Despite heightened global trade tensions and increasing disruption, 92 per cent of chief executive officers in Singapore remain confident about the growth prospects of their companies for the next three years, according to professional services firm KPMG's global CEO outlook study released yesterday.
However, their confidence in the global economy dropped to 64 per cent from 77 per cent last year.
The study gives a three-year outlook from international executives on enterprise and economic growth.
Conducted between January and February, the 2019 survey covered 1,300 CEOs in 11 key markets and 11 key industry sectors. One-third of the companies surveyed have more than US$1 billion (S$1.37 billion) in annual revenue.
Only 28 per cent of CEOs in Singapore expect a revenue growth of 2 per cent and above.
Mr Ong Pang Thye, managing partner of KPMG in Singapore, said: "The initial rounds of uncertainty from the trade tensions have dampened Singapore CEOs' confidence in the global economy and their expectations of top-line growth."
In the medium term, however, the trade tensions could prompt US, China and other multinational corporations to shift some components of their supply chain to South-east Asia, which will create higher demand and a knock-on positive effect on growth for Singapore firms with South-east Asian presence, Mr Ong noted.
Operational risks emerged as the top threat to growth for Singapore and Asean CEOs this year, KPMG's study showed.
IMPACT OF TRADE TENSIONS
The escalating US-China trade tensions have created new business risks that are translating into operational risks for companies.
KPMG, whose study showed operational risks emerged as the top threat to growth for Singapore and Asean CEOs this year.
"The escalating US-China trade tensions have created new business risks that are translating into operational risks for companies," KPMG said in a media statement yesterday.
In terms of key drivers of growth, 32 per cent of Singapore CEOs said mergers and acquisitions are the most important strategy for them to build size and scale quickly over the next three years.
Two-thirds of global CEOs are targeting emerging markets for geographical expansion in the next three years, with the Belt and Road Initiative (BRI) viewed as a significant growth opportunity.
Said Mr Ong: "China knows that it needs to work on the BRI projects with an additional partner, and Singapore is beginning to fill that role from a position of trust and skill."
This is because Singapore has a longer history of working with China and other global infrastructure players, and is often viewed as a skilled partner in negotiation, he added.
Singapore also has a developed legal system and is favoured as a mediation and arbitration hub for cross-border disputes.

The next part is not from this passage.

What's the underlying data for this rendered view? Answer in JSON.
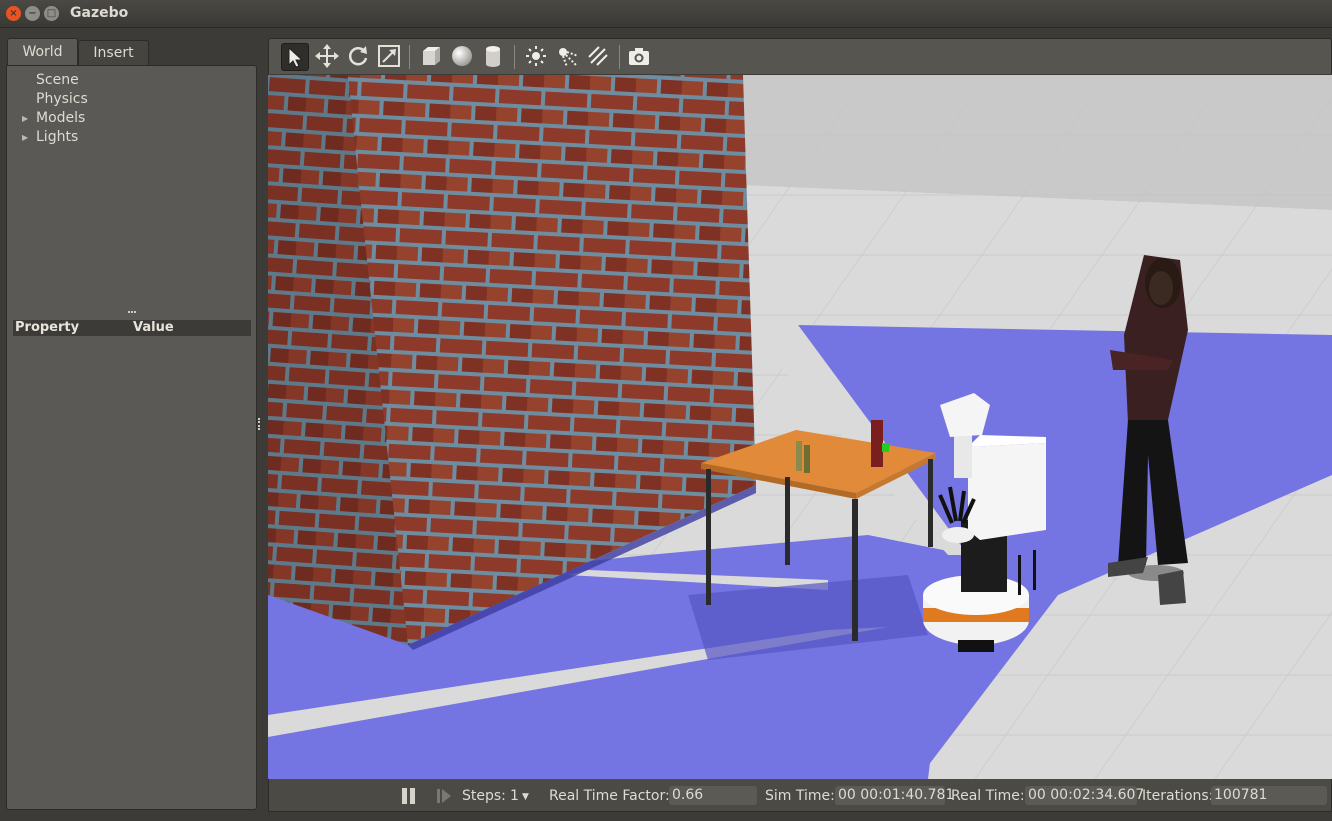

"Singapore companies and private equity funds should recognise the enormous opportunities the BRI presents and tap these to take themselves to the next level of growth," said Mr Ong.